Record set:
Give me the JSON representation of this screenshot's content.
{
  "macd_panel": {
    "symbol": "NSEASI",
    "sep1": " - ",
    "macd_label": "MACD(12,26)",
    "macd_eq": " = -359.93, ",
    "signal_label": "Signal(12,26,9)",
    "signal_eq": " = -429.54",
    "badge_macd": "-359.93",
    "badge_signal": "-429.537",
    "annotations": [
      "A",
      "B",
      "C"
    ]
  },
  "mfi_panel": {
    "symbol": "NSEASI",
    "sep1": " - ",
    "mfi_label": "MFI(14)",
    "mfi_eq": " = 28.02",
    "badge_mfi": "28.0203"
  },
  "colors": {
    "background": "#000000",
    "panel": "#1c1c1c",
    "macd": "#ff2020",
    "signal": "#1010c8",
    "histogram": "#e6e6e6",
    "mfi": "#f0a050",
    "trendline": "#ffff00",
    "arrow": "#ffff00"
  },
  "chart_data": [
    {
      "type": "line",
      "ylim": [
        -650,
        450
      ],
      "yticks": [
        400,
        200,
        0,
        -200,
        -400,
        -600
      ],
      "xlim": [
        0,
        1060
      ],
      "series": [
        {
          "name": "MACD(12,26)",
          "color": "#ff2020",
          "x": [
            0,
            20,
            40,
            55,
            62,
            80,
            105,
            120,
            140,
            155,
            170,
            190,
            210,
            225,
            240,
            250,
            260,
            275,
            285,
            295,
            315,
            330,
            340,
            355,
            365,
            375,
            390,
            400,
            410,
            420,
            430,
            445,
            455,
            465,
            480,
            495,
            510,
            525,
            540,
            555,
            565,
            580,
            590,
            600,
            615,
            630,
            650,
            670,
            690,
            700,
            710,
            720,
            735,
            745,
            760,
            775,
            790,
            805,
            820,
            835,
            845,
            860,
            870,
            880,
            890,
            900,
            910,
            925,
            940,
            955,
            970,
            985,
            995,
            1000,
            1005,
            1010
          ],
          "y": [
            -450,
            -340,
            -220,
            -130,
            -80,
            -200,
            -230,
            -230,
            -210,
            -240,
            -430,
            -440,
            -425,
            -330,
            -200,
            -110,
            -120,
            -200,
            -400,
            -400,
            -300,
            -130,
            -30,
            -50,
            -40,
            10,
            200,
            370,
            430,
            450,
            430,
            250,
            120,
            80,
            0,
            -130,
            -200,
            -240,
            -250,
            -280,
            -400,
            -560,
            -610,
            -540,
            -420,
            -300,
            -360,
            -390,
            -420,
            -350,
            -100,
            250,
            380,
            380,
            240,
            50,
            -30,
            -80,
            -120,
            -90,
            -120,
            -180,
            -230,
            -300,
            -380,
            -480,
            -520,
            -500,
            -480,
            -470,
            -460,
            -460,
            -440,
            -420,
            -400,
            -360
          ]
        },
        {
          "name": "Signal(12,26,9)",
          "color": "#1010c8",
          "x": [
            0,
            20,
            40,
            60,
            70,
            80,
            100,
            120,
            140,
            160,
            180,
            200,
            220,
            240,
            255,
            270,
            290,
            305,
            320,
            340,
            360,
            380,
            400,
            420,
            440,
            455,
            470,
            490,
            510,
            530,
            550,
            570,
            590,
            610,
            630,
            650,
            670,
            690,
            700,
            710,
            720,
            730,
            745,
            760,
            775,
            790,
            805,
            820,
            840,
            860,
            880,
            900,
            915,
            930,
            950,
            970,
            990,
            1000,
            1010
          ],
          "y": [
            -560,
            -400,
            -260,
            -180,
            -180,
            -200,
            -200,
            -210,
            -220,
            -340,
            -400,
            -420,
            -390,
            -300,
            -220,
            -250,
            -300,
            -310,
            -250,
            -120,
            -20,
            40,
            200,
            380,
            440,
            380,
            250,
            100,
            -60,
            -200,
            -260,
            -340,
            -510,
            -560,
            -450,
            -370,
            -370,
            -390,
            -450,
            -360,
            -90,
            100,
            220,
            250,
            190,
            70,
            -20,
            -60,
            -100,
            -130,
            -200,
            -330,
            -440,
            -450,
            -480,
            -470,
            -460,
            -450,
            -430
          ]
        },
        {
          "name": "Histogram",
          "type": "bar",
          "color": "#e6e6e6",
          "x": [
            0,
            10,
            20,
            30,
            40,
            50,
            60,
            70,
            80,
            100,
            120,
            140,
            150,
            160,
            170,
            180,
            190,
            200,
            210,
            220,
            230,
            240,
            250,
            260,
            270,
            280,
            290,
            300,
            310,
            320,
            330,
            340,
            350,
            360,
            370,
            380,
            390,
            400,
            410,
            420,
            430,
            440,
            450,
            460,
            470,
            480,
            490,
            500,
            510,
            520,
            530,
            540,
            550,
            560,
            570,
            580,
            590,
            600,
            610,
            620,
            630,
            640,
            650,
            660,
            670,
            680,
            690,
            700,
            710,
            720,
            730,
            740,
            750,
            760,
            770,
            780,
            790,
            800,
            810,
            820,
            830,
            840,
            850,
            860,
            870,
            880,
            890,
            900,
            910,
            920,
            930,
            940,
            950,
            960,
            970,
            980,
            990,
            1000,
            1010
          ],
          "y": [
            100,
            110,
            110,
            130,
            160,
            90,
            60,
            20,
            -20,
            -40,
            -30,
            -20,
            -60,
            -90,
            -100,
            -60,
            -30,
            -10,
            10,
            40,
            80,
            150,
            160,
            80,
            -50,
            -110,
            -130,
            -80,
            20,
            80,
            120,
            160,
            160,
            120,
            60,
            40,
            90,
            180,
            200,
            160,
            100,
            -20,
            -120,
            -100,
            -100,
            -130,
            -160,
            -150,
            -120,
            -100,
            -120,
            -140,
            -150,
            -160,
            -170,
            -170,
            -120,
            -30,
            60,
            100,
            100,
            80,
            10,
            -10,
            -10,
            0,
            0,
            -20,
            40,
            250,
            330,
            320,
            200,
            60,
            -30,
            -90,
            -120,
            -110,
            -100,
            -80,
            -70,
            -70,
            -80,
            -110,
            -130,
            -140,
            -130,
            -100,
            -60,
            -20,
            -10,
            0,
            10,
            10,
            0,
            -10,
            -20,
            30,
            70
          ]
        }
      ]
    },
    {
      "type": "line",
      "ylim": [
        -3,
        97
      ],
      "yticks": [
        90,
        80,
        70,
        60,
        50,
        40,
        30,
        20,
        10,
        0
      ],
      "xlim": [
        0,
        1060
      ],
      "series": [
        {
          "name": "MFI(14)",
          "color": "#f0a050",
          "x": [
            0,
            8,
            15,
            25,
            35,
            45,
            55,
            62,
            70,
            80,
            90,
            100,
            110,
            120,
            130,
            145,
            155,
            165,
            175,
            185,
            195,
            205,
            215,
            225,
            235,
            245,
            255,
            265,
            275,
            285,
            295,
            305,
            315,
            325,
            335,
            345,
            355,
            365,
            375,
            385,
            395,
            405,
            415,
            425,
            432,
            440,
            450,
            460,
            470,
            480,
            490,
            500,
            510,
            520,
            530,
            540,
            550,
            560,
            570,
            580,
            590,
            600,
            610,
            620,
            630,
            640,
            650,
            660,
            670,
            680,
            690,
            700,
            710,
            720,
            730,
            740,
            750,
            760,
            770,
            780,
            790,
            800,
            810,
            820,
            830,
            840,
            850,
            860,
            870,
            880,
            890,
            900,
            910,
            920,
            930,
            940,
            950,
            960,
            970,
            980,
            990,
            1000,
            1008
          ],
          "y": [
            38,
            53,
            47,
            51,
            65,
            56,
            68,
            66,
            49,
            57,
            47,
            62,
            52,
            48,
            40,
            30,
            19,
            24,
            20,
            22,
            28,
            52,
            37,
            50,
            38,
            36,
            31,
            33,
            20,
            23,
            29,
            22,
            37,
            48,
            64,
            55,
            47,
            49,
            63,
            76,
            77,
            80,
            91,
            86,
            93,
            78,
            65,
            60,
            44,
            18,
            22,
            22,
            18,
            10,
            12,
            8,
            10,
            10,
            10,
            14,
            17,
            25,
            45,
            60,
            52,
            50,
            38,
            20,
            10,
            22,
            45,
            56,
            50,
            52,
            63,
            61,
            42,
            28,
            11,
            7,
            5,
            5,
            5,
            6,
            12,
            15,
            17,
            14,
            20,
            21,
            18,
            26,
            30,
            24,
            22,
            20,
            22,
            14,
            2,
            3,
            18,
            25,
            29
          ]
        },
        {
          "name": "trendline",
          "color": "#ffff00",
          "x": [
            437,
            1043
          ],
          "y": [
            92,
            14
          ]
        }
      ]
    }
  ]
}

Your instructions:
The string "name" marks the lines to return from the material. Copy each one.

Solution:
          "name": "MACD(12,26)",
          "name": "Signal(12,26,9)",
          "name": "Histogram",
          "name": "MFI(14)",
          "name": "trendline",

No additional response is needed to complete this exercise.